═════ EXTRACTED INFORMATION
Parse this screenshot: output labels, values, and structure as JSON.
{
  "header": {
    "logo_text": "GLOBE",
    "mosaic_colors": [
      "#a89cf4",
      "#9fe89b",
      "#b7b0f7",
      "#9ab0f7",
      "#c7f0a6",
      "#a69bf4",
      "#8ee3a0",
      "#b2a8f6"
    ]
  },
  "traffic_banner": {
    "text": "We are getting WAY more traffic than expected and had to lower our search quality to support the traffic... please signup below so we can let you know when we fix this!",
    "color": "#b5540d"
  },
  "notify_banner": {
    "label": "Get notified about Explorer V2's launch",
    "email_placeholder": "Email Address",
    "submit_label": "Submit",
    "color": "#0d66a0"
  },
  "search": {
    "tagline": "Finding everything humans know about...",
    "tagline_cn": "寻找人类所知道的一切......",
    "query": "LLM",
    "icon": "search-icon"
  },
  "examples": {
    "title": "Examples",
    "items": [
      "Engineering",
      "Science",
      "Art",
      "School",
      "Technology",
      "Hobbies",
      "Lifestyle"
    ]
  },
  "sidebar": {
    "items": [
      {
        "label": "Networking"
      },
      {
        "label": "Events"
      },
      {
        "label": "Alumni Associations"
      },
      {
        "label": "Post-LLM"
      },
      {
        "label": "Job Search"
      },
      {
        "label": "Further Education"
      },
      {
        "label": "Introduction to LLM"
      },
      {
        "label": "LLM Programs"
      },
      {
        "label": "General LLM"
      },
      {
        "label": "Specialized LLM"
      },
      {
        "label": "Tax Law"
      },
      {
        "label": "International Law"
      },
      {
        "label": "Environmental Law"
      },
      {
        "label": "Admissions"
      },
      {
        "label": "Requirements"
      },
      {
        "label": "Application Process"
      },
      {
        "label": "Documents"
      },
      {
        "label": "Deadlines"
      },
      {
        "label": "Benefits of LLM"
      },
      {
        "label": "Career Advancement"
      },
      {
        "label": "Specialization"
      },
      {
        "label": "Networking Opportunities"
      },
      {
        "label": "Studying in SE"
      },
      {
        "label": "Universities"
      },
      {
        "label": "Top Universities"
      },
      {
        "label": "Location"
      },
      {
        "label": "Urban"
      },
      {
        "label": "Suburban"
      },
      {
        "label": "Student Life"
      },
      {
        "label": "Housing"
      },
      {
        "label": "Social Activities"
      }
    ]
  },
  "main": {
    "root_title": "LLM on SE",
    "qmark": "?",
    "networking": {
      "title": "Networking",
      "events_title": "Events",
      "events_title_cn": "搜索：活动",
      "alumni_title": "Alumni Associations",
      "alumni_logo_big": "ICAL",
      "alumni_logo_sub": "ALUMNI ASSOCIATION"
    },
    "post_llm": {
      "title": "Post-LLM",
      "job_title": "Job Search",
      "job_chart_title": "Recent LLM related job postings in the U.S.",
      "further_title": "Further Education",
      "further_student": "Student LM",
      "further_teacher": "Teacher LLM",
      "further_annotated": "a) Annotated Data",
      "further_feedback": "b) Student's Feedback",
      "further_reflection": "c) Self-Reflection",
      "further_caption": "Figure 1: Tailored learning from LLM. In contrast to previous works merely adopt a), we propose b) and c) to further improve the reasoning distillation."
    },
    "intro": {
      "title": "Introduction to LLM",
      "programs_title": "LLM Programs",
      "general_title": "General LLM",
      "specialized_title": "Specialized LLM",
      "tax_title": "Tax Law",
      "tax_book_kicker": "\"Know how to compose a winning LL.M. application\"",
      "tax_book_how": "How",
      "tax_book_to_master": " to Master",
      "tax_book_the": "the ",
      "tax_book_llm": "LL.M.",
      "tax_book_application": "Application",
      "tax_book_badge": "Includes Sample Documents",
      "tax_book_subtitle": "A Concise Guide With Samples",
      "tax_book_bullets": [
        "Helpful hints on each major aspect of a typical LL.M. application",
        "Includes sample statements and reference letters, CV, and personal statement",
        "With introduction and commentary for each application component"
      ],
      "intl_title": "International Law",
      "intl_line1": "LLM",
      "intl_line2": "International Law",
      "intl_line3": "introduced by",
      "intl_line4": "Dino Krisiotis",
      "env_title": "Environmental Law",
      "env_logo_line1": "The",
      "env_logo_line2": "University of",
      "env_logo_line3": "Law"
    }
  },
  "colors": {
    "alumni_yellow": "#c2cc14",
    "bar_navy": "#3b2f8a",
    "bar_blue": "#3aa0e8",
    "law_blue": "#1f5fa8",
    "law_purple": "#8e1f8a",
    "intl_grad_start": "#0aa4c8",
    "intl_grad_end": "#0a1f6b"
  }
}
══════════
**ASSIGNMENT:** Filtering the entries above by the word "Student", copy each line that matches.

**TASK RESULT:**
        "label": "Student Life"
      "further_student": "Student LM",
      "further_feedback": "b) Student's Feedback",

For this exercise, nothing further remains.